They're brought to meet Max' client Ruiz (Sean 'Puffy' Combs), whom Ricky immediately riles.  Given a second chance, Ruiz' right hand man Horrace (Faizon Love, "The Replacements") tries to help the duo out, but is horrified when Ricky uses the inside info he's given him on their drop 'the Welshman' (David O'Hara, "Braveheart"), making fools of them all.  Eventually, they do all make their way to the final meet in Brooklyn with surprising results, only to be met with even more surprising results on their return home to Jersey.

Favreau and Vaughn reprise their "Swingers" personas and their banter is always entertaining.  However, Ricky's character is such a total jerk and so completely unreliable that it's nonsensical that Bobby would ever vouch for the guy.  Favreau the writer never provides anything that would explain why Bobby would be so beholden to Ricky, an essential flaw of his story, unless he means to portray Bobby as a complete patsy.  This last supposition isn't implausible, given how Bobby's other relationships are resolved and while the final scene provides a funny wrapup, the film itself becomes instantly forgettable.

Favreau's blessed with a supporting cast who can't be faulted for his story flaws.  Sean Combs is surprisingly natural as Ruiz, smooth and intimidating, but not too intimidating.  Faizon Love is likeable as Horrace and Pastore has reassuring presence as Jimmy.  Janssen is as good as she can be with her underwritten character.  Makenzie Vega is a child actress to watch.  Falk is stern and little else.  The film also features Federico Castelluccio (Furio in "The Sopranos") as a bouncer and Drea de Matteo (Adriana in "The Sopranos") as a party girl.  Jennifer Esposito ("Summer of Sam") is the girl who changes her mind about Ricky.

Favreau employed no less a cinematographer than Christopher Doyle whose stylish work in Wong Kar Wei's "In the Mood for Love" is replaced by meat and potatoes treatment here.

Bobby and Ricky's squabbling routine is funny stuff.  Too bad Favreau's "Made" never gives them a reason for being together.

Robin's Review: C

"Made" tries to be a number of different things and, unfortunately, doesn't do any of them well. Bobby wants to be a champ, seems dedicated, and gives up. He wants to have a normal relationship with stripper girlfriend Jessica (Famke Janssen), but that falls apart. He wants out from his mob
connections but continues to do Max's bidding out of loyalty. He knows his best friend is an obnoxious, troublemaking bore, but persists in putting up with every stupid thing Ricky does. There are also mob dealings, gangland ambushes, an ambiguous shady deal, a Scotsman called "The Welshman" (David O'Hare) and an unsung hero, limo-driver Jimmy (Vincent Pastore). There is plenty going on, but none of it has focus.

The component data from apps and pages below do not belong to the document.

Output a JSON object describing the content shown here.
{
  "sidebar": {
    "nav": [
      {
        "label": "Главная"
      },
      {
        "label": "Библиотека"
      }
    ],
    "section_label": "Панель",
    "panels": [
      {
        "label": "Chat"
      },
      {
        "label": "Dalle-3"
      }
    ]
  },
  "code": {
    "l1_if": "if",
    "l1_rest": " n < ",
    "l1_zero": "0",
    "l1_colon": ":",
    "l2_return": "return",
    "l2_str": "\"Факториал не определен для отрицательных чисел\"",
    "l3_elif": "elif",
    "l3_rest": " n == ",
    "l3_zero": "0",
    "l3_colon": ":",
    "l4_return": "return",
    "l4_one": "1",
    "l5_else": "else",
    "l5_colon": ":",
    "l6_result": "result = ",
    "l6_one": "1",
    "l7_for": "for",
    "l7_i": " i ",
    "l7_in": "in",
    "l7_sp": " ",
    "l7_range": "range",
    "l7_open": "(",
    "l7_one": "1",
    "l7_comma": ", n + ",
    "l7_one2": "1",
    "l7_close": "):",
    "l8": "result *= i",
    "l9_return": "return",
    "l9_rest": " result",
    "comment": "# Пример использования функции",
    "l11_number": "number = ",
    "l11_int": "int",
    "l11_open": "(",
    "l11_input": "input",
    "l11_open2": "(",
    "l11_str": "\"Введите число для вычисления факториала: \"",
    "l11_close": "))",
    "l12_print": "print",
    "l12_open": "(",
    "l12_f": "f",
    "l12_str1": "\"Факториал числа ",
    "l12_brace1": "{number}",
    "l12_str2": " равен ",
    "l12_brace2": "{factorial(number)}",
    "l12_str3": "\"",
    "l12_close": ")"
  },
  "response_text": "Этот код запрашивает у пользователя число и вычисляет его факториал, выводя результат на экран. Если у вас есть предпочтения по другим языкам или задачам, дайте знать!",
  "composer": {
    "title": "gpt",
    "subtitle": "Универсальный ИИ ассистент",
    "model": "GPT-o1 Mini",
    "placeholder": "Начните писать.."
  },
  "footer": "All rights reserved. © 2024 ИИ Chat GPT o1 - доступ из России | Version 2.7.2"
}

There is an amusing chemistry between Favreau and Vaughn as best friend characters, but, a few minutes into "Made" I'm asking myself "why in heaven would Bobby ever put up with the obnoxious Ricky?" When Bobby gets his friend a job as a driver for connected Max, Ricky sells the truck and pockets the money. When they go on the "job" to New York City, Ricky does
everything he can to prove he is a jerk - over-bearing, he'll hit the flight attendant call button with the most inane requests just because he can, regardless of how annoying he is. When Max gives strict orders to stay sober and keep a low profile, Ricky gets hammered and lets everyone know
he's there. And Bobby just puts up with it. The relationship never makes sense and Favreau doesn't try to explain the why of it except to say that they were boyhood friends. Vaughn's is a reprise of the same character he played in "Swingers," but even more insufferable.

While the camera centers on the antics of Ricky and Bobby, there are a couple of perfs worth mentioning. Sean "Puffy" Combs gives a good badass tough guy persona to New York-based Ruiz, an "associate" of Max. It's always a pleasure to watch Peter Falk even if his Max character only gets a few minutes screen time. Friends of Favreau make up much of the cast with cameos and small roles abounding with the director's buddies.

Favreau is trying for a gritty look and feel and uses hand-held cameras to an annoying degree. Too many tangents hurts the flow of the film and Vince Vaughn, while sickly funny, gets to be too much to take. "Made" doesn't make it.